The Elephant King
By Neil Norman
Have you ever wanted to travel to a faraway exotic place? Just leave all the troubles of your day-to-day grind behind and go on a magical walkabout that will give you energy to drive your soul and life experience? Well that is somewhat of the gist of this film.
Seth Grossman, NYU Grad and, Writer/Director of The Elephant King, dazzles the audience with his first feature. He delivers a picture that is a beautiful homage to the country of Thailand. It is also a compelling emotional drama with characters that you empathize for. The film works on many levels with great symbolic and thematic depth.
When the film opens we see an underwater PoV shot of the unlikely event of an elephant swimming in a pool. Unlike on land, the elephant seems graceful and moves fluidly as it swims. The head credits roll and we contemplate this ethereal image.
We first meet the main character Oliver Hunt, played with a haunting geeky subtlety by newcomer Tate Ellington, in the dish room of a restaurant. His brother Jake, played by another first-timer feature actor Jonno Roberts, calls him at work from Thailand, feigning a family emergency just to say, “Happy birthday asshole.” This is the beginning of many signposts that show the nature of their relationship.
Oliver is very socially inept. Think a younger Forty year old virgin without the hipness. He is an aspiring writer and dishwasher (even though he tells his mom that he is a busboy) at a local restaurant that still lives at home with his parents even though he looks to be at least mid-twenties. Ellen Burstyn plays the worrywart mom Diana with who is concerned with her oldest son Jake coming home and her youngest’s seeming difficulty with finding a girl. “Did you take a shower today?” mom asks Oliver when she finds him hunched over the computer working on his writing. The scene in which Ollie scares away a female dinner date that his mom has set up is funny and painful at the same time. Josef Sommer plays the happy-go-lucky father Bill, who gazes at Thai girls on internet porn sites, trying to relive his youth. Older brother Jake is an anthropologist who went to Thailand on a research mission and then loses himself in the expatriate lifestyle, spending the fraudulently attained grant money to do it with.
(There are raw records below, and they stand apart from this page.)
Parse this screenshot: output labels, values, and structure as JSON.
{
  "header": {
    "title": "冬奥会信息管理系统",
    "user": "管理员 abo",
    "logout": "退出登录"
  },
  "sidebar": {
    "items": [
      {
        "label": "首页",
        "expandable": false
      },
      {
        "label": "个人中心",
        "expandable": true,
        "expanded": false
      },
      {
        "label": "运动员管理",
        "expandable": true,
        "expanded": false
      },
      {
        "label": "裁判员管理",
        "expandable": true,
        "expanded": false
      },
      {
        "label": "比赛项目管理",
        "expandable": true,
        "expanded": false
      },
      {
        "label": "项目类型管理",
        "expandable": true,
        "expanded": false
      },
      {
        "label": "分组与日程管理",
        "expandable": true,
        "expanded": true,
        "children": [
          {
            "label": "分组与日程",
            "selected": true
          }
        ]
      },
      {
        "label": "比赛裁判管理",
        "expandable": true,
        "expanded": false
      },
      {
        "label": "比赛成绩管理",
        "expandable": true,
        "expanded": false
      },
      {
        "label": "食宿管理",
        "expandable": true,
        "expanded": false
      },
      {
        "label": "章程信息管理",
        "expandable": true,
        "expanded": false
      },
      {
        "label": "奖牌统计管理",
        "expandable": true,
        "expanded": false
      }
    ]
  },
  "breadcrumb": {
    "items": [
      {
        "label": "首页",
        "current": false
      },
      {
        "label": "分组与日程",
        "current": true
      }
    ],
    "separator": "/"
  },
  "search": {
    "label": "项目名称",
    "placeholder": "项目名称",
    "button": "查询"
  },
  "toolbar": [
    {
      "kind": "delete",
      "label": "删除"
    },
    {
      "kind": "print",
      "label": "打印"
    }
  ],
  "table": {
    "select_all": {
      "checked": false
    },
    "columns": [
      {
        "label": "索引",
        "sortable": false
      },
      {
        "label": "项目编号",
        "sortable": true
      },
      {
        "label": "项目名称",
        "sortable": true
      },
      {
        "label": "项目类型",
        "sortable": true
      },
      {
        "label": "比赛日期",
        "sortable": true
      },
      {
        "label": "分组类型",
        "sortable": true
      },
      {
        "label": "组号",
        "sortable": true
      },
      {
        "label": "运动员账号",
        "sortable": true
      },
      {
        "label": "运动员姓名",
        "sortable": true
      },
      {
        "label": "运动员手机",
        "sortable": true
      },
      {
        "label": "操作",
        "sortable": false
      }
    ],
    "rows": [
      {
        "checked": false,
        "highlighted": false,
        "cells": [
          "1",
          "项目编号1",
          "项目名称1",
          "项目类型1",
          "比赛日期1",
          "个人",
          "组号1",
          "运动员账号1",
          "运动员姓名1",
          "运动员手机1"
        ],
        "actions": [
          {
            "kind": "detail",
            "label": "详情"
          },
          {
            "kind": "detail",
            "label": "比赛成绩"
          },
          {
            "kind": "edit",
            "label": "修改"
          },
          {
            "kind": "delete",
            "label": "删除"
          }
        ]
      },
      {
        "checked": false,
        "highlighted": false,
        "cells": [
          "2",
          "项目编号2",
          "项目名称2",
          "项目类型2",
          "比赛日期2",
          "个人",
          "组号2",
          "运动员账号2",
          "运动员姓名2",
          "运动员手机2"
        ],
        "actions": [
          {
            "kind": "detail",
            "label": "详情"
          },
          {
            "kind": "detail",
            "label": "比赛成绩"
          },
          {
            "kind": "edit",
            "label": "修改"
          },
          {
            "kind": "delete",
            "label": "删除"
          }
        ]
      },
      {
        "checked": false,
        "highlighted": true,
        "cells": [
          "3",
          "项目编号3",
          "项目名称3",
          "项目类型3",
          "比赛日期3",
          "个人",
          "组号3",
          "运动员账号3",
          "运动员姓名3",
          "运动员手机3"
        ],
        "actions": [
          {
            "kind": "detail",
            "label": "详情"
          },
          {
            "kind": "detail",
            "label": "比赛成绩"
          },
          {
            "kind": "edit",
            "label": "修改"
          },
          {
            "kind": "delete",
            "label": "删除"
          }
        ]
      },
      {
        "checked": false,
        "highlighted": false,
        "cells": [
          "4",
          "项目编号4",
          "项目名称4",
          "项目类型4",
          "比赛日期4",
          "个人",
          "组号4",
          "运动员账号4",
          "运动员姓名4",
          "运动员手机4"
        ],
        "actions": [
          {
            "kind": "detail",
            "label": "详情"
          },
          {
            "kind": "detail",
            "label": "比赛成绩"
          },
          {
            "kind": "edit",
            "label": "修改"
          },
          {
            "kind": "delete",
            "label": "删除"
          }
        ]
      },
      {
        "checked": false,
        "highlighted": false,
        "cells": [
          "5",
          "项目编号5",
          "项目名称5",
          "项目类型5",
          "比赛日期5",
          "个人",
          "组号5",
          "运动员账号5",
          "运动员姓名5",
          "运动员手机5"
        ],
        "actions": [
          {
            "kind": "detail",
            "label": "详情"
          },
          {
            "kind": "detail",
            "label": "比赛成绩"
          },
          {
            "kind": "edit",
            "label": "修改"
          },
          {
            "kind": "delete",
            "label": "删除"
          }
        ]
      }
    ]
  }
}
After Oliver tells him of a failed suicide attempt that put him in a mental facility for two weeks, Jake pays for a plane ticket for Oliver to visit him in Thailand. He hopes to wake his brother from the funk he is in and wants to teach him how to live and have fun like he does. The problem with that is that Jake seeks his fun without attention to basic responsibility and he doesn’t care about the consequences of his actions. Mom beseeches Oliver to bring his brother back so he can face responsibility. Oliver agrees to although he really wants to go abroad just to escape his mundane life.
When he gets to Thailand Oliver is still somewhat of a stick in the mud. He wants to sleep off his jet lag, but Jake won’t have it so they hit the town. Jake plies his little brother with prostitues (unsuccessfully) and ecstasy (successfully) finally getting Oliver to loosen up a bit and enjoy the night life. He meets Lek a beautiful Bar Girl/student and hits it off with her. After the long night of partying, Jake buys an elephant from a passerby and they ride it in the early dawn hours and later bring it back to the hotel. The elephant is a symbol for mental strength in Eastern culture and it is an applicable motif for both Oliver and Jake’s struggle to become balanced.
Oliver gets too close to his Bargirl friend and falls in love with her, with disastrous results. We also get to explore his relationship with his brother Jake, which is somewhat responsible for his socially awkward personality. I won’t give away any more of the plot, but suffice to say that it is interesting and has a surprise twist at the end. Every character in the film seeks redemption, but you will have to watch it to see if they find it.
Grossman writes a poignant story and creates characters that are multidimensional, helping the audience to care about what happens to them. There are many layers to this complex, emotionally deep film.
The cinematic beauty of this film is one of the most amazing aspects of it. Excellent lensing by DP Diego Quemada-Diez and shot selection by Grossman really help the film shine. The exotic locale is captured perfectly and there is a nice juxtaposition between exquisitely composed “tourist” shots and realistically gritty depictions of poverty or decay. There were so many great shots in the film that I started writing ones down that really captured my eye.
Here are a few of them:
Kickboxing Rings and fights, interspersed throughout the film.
A bevy of blank-faced prostitutes, all clad in yellow, sitting behind a window on display, ready for selection.
Live fish and eels for sale in the market.
Lanterns floating up into the night sky on a Thai Holiday.
A reflection of a Neon star sign caught in Jake’s eye after he is KO’ed in a match.
A random shot of a three-legged dog.
The soundtrack and score of the film, with original music by Adam Balazs is also very intoxicating. It is a nice blend of traditional Thai music and quirky karaoke/covers of classic rock songs. There are also a couple of cool songs by the band Yo La Tengo.
Go see The Elephant King! It is the best film I have seen at the festival so far.
Neil Norman is a freelance writer and a graduate of the University of Central Florida. Neil also works on independent film productions.